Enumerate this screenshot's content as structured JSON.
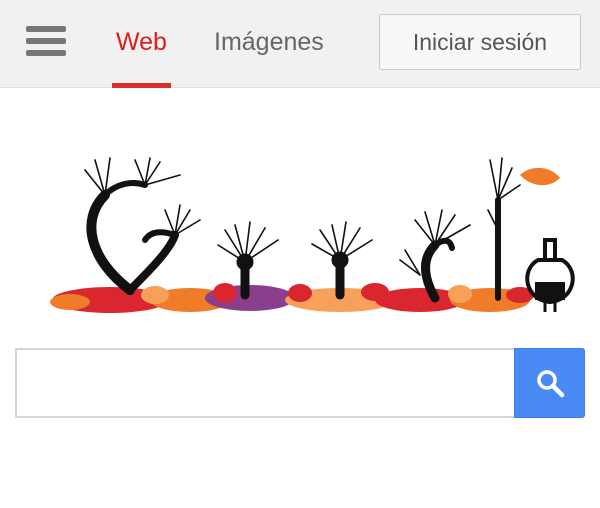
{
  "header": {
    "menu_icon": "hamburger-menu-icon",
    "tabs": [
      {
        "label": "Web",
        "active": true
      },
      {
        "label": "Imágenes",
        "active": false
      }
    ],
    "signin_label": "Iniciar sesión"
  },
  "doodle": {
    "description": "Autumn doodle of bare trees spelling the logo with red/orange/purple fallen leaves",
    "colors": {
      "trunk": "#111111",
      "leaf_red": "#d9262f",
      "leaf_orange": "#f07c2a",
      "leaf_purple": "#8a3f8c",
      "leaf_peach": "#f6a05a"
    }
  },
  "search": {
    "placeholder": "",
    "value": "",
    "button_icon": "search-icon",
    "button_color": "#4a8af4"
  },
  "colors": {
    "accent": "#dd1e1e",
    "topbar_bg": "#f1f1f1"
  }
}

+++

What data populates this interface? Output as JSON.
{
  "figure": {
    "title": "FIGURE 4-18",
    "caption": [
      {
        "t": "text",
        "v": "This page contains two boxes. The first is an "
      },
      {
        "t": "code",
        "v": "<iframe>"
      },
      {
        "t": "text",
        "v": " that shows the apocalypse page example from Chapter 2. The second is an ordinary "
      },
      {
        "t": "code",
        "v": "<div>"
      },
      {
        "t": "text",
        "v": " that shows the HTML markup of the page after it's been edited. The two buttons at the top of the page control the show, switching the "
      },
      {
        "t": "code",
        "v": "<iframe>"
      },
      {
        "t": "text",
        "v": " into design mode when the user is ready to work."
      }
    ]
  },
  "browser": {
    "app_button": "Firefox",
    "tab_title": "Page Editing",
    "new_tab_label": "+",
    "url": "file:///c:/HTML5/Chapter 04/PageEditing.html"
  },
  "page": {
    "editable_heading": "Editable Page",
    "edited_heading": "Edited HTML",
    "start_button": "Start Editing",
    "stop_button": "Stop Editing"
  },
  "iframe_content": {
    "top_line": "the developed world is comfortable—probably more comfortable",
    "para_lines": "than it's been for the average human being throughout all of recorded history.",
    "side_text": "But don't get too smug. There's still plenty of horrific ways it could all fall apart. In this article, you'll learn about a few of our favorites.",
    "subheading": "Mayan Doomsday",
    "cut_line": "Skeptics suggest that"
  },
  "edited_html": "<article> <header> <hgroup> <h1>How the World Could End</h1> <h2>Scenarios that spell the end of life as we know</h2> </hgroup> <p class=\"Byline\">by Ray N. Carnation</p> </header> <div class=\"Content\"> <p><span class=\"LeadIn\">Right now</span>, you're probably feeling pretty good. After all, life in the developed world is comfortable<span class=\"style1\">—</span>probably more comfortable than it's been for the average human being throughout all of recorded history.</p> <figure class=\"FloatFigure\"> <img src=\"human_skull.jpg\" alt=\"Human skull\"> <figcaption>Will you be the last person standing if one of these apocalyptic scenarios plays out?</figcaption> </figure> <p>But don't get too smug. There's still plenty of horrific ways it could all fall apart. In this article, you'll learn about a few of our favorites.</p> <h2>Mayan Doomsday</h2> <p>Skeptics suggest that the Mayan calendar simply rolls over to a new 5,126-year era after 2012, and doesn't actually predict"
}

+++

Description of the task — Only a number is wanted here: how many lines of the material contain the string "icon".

Answer area — 2